Interface dataset entries
***

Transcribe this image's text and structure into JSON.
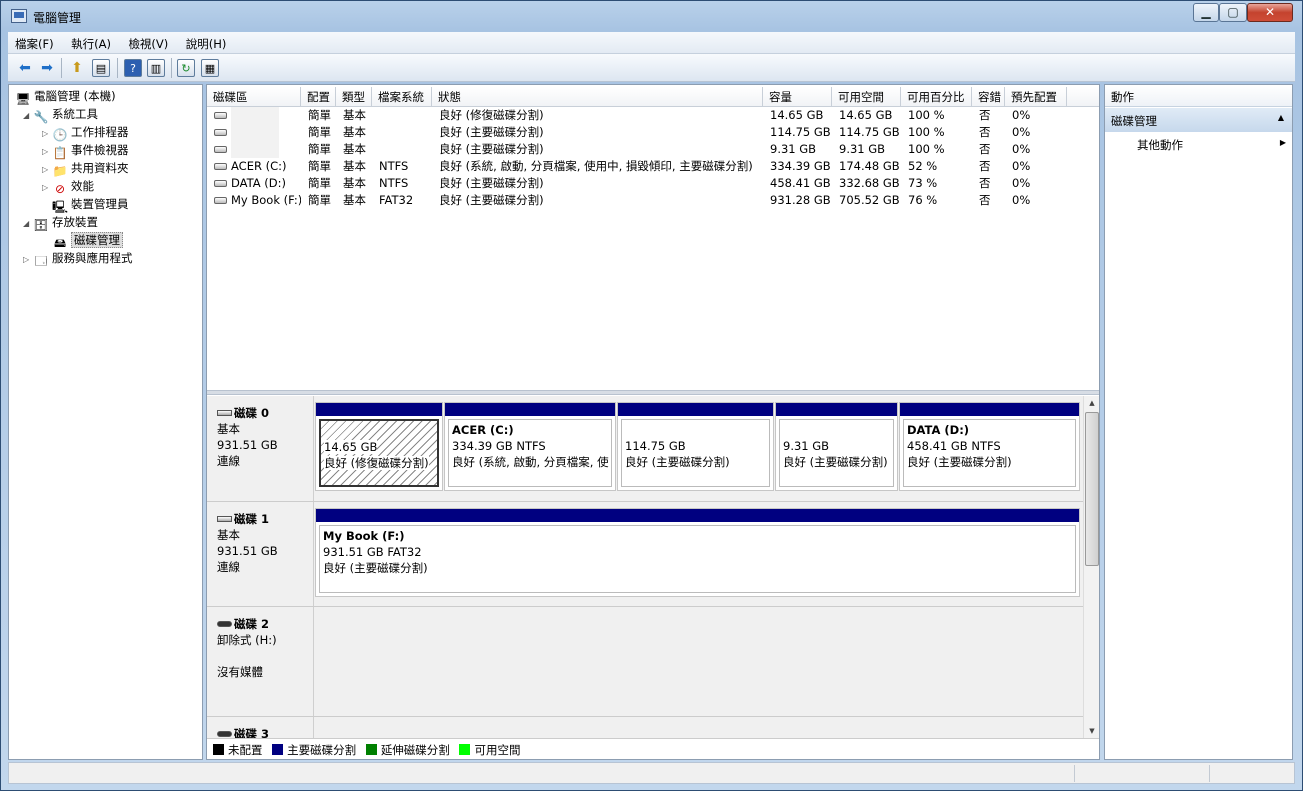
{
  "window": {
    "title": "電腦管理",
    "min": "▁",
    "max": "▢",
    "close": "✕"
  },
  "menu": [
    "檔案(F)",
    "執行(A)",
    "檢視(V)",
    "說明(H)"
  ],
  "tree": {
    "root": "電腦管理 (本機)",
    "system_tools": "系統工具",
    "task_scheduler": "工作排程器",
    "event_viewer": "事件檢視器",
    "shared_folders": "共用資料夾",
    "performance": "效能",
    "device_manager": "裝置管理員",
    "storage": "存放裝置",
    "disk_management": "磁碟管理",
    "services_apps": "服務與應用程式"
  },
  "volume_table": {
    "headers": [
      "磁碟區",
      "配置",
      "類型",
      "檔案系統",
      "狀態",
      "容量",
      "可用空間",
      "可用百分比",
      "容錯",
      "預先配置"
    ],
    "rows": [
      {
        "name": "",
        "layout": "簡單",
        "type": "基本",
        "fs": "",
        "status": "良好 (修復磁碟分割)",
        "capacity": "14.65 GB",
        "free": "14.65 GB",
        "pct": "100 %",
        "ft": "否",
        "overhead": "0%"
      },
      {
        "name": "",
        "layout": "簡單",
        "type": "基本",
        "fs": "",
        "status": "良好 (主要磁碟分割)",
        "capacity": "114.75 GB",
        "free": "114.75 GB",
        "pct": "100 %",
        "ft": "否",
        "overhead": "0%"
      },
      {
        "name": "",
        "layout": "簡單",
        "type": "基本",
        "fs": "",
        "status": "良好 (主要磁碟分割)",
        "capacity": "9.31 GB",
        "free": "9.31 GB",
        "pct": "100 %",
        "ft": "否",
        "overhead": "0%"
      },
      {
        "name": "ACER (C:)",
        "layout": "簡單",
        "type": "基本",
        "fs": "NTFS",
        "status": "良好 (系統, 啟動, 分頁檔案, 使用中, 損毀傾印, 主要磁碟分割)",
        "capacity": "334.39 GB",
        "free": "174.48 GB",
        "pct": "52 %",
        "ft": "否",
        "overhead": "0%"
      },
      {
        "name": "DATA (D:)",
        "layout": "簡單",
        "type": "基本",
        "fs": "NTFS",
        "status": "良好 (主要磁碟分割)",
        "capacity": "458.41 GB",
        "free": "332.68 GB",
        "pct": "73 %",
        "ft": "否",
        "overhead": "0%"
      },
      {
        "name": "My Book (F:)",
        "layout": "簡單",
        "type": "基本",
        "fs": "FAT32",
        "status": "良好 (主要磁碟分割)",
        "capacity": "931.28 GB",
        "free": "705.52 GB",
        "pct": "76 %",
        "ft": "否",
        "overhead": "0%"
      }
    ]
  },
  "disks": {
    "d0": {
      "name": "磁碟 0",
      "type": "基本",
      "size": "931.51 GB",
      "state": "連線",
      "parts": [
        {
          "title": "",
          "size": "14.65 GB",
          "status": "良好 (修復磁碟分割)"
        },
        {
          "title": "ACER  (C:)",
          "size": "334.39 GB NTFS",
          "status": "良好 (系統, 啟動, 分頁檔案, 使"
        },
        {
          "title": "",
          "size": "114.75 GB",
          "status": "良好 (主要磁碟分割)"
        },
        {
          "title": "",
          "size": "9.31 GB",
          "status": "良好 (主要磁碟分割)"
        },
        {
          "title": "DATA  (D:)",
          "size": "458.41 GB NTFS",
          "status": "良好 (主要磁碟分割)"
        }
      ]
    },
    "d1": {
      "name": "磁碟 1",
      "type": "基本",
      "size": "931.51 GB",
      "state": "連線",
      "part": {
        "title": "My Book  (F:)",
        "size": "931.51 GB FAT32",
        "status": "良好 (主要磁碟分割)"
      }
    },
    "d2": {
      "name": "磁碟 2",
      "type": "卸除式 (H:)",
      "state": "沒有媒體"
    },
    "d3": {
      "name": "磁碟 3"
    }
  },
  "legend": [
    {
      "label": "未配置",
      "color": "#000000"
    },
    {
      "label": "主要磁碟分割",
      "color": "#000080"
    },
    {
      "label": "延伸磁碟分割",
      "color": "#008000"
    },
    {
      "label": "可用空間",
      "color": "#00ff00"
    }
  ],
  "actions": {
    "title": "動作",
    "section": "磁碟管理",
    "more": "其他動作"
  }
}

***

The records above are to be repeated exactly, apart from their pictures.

Answer for the task
Transcribe this image's text and structure into JSON.
{
  "window": {
    "title": "電腦管理",
    "min": "▁",
    "max": "▢",
    "close": "✕"
  },
  "menu": [
    "檔案(F)",
    "執行(A)",
    "檢視(V)",
    "說明(H)"
  ],
  "tree": {
    "root": "電腦管理 (本機)",
    "system_tools": "系統工具",
    "task_scheduler": "工作排程器",
    "event_viewer": "事件檢視器",
    "shared_folders": "共用資料夾",
    "performance": "效能",
    "device_manager": "裝置管理員",
    "storage": "存放裝置",
    "disk_management": "磁碟管理",
    "services_apps": "服務與應用程式"
  },
  "volume_table": {
    "headers": [
      "磁碟區",
      "配置",
      "類型",
      "檔案系統",
      "狀態",
      "容量",
      "可用空間",
      "可用百分比",
      "容錯",
      "預先配置"
    ],
    "rows": [
      {
        "name": "",
        "layout": "簡單",
        "type": "基本",
        "fs": "",
        "status": "良好 (修復磁碟分割)",
        "capacity": "14.65 GB",
        "free": "14.65 GB",
        "pct": "100 %",
        "ft": "否",
        "overhead": "0%"
      },
      {
        "name": "",
        "layout": "簡單",
        "type": "基本",
        "fs": "",
        "status": "良好 (主要磁碟分割)",
        "capacity": "114.75 GB",
        "free": "114.75 GB",
        "pct": "100 %",
        "ft": "否",
        "overhead": "0%"
      },
      {
        "name": "",
        "layout": "簡單",
        "type": "基本",
        "fs": "",
        "status": "良好 (主要磁碟分割)",
        "capacity": "9.31 GB",
        "free": "9.31 GB",
        "pct": "100 %",
        "ft": "否",
        "overhead": "0%"
      },
      {
        "name": "ACER (C:)",
        "layout": "簡單",
        "type": "基本",
        "fs": "NTFS",
        "status": "良好 (系統, 啟動, 分頁檔案, 使用中, 損毀傾印, 主要磁碟分割)",
        "capacity": "334.39 GB",
        "free": "174.48 GB",
        "pct": "52 %",
        "ft": "否",
        "overhead": "0%"
      },
      {
        "name": "DATA (D:)",
        "layout": "簡單",
        "type": "基本",
        "fs": "NTFS",
        "status": "良好 (主要磁碟分割)",
        "capacity": "458.41 GB",
        "free": "332.68 GB",
        "pct": "73 %",
        "ft": "否",
        "overhead": "0%"
      },
      {
        "name": "My Book (F:)",
        "layout": "簡單",
        "type": "基本",
        "fs": "FAT32",
        "status": "良好 (主要磁碟分割)",
        "capacity": "931.28 GB",
        "free": "705.52 GB",
        "pct": "76 %",
        "ft": "否",
        "overhead": "0%"
      }
    ]
  },
  "disks": {
    "d0": {
      "name": "磁碟 0",
      "type": "基本",
      "size": "931.51 GB",
      "state": "連線",
      "parts": [
        {
          "title": "",
          "size": "14.65 GB",
          "status": "良好 (修復磁碟分割)"
        },
        {
          "title": "ACER  (C:)",
          "size": "334.39 GB NTFS",
          "status": "良好 (系統, 啟動, 分頁檔案, 使"
        },
        {
          "title": "",
          "size": "114.75 GB",
          "status": "良好 (主要磁碟分割)"
        },
        {
          "title": "",
          "size": "9.31 GB",
          "status": "良好 (主要磁碟分割)"
        },
        {
          "title": "DATA  (D:)",
          "size": "458.41 GB NTFS",
          "status": "良好 (主要磁碟分割)"
        }
      ]
    },
    "d1": {
      "name": "磁碟 1",
      "type": "基本",
      "size": "931.51 GB",
      "state": "連線",
      "part": {
        "title": "My Book  (F:)",
        "size": "931.51 GB FAT32",
        "status": "良好 (主要磁碟分割)"
      }
    },
    "d2": {
      "name": "磁碟 2",
      "type": "卸除式 (H:)",
      "state": "沒有媒體"
    },
    "d3": {
      "name": "磁碟 3"
    }
  },
  "legend": [
    {
      "label": "未配置",
      "color": "#000000"
    },
    {
      "label": "主要磁碟分割",
      "color": "#000080"
    },
    {
      "label": "延伸磁碟分割",
      "color": "#008000"
    },
    {
      "label": "可用空間",
      "color": "#00ff00"
    }
  ],
  "actions": {
    "title": "動作",
    "section": "磁碟管理",
    "more": "其他動作"
  }
}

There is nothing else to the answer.